Locations tracked in anti-abortion ad campaign

Over 14 million ads were delivered to individuals who visited abortion clinics and across social media platforms such as Facebook, Instagram, and Snapchat.

Senator Ron Wyden calls for protection against Near Intelligence amid an anti-abortion messaging and ad campaign.

In a recent letter to the Federal Trade Commission, Senator Ron Wyden expressed his concerns surrounding software company Near Intelligence (Near) amid the use of location data to promote anti-abortion messaging and ads to individuals who had visited reproductive health clinics.

“Near is a scandal-plagued location data broker, which sells personal information revealing where Americans have been, and consequently, the sensitive places they have visited,” the letter reads.

The Veritas Society, a pro-life media company established by the Wisconsin Right to Life, hired Recrue Media to promote the ad campaign, which lasted from 2019 to 2022, as first investigated by the Wall Street Journal in 2023.

To target these ads, Recrue Media’s employees used Near’s website to draw a line around the building and parking lot of each targeted facility, according to the letter.

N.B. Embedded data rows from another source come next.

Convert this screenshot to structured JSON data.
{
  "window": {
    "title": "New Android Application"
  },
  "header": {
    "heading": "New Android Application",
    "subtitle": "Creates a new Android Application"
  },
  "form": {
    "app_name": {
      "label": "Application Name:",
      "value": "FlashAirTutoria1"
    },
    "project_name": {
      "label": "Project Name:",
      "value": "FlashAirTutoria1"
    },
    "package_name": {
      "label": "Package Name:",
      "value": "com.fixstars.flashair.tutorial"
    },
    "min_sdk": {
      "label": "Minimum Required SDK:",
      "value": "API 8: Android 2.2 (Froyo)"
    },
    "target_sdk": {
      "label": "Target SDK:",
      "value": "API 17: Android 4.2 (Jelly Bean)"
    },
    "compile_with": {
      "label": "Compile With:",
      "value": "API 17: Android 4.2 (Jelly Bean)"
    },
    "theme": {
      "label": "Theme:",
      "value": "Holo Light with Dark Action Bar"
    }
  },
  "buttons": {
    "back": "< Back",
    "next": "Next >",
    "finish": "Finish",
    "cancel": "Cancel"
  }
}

“The Veritas Society stated that in 2020 in Wisconsin alone, it delivered 14.3 million ads to people who visited abortion clinics, and served ads to those devices across the women’s social pages, Facebook, Instagram, and Snapchat,” as per the letter.

Furthermore, the company targeted ads to individuals who had visited Planned Parenthood locations.

“Took the first pill at the clinic? It may not be too late to save your pregnancy,” reads one of the ads within the anti-abortion campaign.

Reportedly, the Veritas Society employed geolocation data to deliver targeted ads to individual devices.

The company’s campaign used typical digital advertising technology known as “geofencing” to obtain the IDs of devices present in Planned Parenthood clinics – these IDs were then used to target individuals on social media, according to the Wall Street Journal.

These ads were often interactive and re-directed victims to a site registered with the Veritas Society, where individuals were afforded two options:

“I want to undo the abortion pill” or “I am thinking about the abortion pill.”

The site was then able to track users who responded to the ads as they browsed the web.

In the letter, Wyden urges the Financial Trade Commission (FTC) to ensure that all location and device data acquired by Near is promptly erased and not sold or shared with third parties.

The Senator also calls upon the Securities Exchange Commission (SEC) to investigate Near and assess whether deceptive statements to investors qualify as securities fraud.